**Activity:**
Please filter the entries and return only the lines that include "thumb".

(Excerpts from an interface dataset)
====

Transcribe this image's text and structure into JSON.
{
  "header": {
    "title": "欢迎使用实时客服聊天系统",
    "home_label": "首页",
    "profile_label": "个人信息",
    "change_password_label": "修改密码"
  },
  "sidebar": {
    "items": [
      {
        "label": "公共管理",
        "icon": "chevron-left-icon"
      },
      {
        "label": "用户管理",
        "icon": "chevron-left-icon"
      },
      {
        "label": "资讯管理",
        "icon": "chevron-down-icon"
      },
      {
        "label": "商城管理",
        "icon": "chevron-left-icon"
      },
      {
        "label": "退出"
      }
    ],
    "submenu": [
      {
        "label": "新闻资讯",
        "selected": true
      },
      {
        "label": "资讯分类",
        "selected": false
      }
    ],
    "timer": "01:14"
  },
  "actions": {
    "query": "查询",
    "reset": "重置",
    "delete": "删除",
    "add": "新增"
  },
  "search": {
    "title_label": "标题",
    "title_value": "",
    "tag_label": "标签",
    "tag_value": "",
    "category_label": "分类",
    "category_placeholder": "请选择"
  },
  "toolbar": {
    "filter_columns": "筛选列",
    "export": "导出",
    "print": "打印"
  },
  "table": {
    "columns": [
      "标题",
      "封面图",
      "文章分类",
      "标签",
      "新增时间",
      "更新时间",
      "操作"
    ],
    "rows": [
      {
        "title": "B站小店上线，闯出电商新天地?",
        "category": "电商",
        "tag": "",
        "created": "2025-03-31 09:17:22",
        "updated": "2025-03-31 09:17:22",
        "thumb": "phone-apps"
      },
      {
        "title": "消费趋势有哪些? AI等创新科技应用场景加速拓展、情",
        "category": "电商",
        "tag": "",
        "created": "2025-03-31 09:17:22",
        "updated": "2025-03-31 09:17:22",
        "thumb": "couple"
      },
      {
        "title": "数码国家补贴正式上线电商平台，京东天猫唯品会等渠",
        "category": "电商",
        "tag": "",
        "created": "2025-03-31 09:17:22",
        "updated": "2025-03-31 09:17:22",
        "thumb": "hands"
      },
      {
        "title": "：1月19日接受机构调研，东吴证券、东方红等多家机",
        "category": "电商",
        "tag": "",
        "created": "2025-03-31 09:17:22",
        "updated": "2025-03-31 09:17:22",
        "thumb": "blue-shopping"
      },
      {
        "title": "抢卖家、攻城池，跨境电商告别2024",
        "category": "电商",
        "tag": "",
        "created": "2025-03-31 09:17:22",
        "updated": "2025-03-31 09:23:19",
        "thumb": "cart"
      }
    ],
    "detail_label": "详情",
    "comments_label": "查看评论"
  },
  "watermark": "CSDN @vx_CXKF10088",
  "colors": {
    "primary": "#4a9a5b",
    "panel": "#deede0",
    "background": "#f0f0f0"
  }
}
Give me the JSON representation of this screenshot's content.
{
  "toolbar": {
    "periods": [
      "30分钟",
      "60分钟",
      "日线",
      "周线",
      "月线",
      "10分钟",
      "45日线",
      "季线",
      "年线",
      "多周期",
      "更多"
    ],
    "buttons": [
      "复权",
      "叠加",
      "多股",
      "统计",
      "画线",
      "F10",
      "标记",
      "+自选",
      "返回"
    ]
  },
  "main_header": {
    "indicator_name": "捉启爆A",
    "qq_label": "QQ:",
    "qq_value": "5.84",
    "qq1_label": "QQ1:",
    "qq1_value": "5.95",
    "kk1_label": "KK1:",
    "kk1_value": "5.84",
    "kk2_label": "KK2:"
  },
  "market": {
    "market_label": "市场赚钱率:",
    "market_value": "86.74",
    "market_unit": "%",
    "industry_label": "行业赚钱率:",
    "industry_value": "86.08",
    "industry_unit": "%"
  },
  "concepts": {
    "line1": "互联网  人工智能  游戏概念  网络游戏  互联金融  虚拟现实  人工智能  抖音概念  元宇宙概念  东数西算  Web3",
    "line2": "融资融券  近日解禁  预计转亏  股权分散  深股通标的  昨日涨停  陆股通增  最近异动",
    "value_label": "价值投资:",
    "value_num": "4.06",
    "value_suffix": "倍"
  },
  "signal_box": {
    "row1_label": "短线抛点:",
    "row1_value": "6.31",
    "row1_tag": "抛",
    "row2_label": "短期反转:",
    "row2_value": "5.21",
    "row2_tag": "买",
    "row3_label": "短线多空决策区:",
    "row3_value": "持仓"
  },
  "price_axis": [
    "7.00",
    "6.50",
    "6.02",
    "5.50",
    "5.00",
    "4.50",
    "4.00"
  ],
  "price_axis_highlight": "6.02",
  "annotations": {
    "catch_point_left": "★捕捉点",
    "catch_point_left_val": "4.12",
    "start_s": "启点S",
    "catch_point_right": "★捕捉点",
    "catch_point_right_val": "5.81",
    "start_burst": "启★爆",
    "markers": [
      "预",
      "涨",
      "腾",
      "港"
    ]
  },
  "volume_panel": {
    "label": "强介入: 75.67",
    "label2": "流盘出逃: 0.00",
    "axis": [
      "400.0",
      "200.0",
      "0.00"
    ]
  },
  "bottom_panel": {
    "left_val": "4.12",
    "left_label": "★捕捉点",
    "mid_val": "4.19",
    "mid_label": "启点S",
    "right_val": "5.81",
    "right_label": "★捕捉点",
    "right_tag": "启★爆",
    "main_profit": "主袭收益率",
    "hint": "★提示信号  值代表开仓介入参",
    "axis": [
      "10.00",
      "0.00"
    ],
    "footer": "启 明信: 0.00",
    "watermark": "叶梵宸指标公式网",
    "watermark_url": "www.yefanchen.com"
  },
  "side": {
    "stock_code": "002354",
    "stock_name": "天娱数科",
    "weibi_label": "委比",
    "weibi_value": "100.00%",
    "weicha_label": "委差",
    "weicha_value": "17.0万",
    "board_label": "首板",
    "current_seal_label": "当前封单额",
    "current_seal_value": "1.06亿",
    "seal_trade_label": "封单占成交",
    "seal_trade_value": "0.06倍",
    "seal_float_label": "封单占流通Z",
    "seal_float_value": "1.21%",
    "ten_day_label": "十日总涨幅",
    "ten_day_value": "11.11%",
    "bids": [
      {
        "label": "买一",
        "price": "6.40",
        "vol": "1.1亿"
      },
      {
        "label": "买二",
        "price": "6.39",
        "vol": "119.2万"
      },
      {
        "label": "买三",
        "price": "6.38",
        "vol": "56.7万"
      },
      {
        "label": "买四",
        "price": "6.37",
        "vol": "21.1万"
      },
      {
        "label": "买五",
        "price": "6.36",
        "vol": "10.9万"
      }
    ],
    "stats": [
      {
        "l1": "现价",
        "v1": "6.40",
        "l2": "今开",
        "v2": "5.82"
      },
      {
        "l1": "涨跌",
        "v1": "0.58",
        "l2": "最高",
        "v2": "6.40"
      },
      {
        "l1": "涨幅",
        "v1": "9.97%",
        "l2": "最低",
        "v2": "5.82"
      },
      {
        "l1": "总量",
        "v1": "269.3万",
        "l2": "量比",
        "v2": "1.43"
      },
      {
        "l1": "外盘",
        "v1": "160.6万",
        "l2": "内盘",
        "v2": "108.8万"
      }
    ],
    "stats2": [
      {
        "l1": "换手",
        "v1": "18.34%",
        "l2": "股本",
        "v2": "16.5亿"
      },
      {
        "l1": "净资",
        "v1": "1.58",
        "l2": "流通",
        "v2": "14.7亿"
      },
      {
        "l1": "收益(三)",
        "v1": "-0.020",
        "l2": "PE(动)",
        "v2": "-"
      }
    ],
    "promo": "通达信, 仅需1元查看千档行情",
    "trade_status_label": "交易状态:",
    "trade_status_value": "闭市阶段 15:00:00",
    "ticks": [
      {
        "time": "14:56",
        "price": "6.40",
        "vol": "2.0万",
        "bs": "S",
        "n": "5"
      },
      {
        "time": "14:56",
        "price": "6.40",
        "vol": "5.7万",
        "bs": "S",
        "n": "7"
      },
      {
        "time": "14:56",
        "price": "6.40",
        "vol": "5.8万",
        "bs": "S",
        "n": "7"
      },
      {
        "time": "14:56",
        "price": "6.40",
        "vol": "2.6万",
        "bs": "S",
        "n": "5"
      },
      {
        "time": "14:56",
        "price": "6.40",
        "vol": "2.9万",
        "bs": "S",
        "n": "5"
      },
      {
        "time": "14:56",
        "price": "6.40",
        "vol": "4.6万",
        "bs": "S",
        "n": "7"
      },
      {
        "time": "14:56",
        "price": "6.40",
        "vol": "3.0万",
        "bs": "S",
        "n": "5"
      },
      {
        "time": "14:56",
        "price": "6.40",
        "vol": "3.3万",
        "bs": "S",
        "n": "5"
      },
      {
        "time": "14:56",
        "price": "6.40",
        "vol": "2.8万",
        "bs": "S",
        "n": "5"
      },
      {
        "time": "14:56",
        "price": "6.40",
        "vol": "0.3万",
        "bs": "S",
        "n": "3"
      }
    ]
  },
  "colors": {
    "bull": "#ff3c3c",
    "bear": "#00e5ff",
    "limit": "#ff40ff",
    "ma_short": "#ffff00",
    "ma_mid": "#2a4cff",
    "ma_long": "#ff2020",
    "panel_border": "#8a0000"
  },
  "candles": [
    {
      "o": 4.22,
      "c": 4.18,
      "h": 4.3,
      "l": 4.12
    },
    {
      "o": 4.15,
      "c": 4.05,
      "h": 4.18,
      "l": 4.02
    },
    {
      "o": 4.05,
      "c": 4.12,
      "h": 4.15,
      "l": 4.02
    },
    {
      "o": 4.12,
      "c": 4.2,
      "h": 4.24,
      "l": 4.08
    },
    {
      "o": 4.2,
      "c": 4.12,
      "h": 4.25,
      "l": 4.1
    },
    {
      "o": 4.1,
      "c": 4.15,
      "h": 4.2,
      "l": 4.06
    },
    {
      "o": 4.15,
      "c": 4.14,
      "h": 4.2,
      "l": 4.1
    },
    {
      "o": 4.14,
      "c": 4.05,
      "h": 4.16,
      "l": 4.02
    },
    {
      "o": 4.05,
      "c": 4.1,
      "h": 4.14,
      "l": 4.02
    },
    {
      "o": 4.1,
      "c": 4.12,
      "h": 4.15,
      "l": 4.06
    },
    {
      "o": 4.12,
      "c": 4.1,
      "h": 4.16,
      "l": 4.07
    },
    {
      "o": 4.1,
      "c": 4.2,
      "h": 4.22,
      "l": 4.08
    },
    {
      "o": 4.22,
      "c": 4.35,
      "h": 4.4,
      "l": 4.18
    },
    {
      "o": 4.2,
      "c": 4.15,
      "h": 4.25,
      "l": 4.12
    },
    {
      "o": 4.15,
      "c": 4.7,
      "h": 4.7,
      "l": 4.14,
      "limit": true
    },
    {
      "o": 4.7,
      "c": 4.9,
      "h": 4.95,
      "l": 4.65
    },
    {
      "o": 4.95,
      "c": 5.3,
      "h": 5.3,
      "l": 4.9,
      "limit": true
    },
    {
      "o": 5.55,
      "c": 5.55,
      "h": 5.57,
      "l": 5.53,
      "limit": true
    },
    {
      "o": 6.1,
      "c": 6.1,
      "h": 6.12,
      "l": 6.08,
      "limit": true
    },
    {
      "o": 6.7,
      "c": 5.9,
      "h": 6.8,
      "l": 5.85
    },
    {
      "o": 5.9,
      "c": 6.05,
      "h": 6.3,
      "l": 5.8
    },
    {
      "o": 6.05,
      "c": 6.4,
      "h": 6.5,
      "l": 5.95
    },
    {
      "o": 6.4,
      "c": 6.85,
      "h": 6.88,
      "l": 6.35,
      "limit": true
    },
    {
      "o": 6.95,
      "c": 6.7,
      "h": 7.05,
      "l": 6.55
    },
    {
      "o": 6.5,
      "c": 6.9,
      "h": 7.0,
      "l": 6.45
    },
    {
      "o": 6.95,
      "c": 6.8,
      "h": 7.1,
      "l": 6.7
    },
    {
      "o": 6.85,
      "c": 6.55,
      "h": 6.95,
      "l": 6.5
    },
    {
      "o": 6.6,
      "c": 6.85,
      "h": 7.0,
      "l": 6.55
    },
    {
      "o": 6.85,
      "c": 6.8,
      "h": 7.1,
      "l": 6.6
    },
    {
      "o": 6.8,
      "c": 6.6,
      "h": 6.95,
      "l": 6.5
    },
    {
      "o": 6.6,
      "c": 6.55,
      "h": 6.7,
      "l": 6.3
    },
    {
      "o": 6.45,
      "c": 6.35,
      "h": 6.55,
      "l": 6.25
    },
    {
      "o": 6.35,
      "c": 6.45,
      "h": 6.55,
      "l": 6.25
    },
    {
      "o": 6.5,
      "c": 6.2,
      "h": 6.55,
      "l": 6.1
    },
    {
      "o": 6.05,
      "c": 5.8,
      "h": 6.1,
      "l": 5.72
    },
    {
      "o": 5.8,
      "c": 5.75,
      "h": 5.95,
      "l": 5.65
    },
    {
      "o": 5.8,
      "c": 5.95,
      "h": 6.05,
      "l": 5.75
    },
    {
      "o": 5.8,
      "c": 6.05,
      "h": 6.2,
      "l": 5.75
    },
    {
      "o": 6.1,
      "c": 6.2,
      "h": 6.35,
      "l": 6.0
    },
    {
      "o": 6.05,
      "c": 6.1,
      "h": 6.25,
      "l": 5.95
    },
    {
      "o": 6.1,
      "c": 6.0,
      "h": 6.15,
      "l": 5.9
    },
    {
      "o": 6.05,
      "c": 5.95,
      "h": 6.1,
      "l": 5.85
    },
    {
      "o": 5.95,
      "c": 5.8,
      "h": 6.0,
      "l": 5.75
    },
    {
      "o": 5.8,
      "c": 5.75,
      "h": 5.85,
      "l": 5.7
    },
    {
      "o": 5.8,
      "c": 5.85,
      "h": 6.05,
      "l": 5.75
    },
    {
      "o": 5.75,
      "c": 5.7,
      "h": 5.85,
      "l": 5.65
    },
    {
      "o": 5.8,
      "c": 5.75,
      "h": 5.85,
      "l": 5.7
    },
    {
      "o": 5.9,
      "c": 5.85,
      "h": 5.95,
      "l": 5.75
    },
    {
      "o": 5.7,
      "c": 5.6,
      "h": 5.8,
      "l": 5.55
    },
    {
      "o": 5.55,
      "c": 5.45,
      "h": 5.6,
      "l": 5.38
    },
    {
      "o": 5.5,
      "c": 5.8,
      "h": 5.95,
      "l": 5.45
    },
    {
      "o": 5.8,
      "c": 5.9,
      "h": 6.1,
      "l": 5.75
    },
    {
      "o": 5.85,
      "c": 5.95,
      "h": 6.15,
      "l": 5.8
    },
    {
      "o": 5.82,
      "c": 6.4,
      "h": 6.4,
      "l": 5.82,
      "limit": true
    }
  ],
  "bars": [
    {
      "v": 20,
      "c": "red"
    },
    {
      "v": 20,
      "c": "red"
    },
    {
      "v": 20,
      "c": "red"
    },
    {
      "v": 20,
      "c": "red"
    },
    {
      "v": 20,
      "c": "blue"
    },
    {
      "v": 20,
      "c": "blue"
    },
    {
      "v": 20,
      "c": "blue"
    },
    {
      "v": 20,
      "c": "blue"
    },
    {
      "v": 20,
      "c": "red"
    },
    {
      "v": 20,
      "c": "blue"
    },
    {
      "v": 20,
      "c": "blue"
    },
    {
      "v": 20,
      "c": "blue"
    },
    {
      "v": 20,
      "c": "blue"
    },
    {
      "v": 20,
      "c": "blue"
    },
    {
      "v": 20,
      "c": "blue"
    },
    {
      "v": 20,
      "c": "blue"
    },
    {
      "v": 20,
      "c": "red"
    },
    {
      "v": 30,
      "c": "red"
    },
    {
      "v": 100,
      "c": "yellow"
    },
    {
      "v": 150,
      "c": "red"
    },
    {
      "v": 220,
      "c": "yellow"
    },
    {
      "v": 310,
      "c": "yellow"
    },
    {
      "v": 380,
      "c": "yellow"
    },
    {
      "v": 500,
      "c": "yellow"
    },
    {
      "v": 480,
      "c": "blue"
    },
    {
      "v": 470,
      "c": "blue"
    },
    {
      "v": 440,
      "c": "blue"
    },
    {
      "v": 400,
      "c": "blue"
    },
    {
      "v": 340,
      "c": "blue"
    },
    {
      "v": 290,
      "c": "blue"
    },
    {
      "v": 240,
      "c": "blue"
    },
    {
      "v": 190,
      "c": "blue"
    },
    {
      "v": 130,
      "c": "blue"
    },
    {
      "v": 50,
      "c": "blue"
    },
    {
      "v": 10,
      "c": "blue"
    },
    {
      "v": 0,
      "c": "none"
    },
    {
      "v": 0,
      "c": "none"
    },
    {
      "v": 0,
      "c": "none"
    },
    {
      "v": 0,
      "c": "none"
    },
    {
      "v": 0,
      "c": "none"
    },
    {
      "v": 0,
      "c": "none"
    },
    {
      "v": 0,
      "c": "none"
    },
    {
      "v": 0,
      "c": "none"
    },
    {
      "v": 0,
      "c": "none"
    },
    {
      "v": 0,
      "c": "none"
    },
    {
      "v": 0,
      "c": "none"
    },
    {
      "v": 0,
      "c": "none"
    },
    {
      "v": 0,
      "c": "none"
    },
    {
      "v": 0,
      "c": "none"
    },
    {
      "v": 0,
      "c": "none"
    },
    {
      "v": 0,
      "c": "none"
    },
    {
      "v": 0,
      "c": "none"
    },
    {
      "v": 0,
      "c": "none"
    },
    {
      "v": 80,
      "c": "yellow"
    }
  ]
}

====

**Result of the task:**
        "thumb": "phone-apps"
        "thumb": "couple"
        "thumb": "hands"
        "thumb": "blue-shopping"
        "thumb": "cart"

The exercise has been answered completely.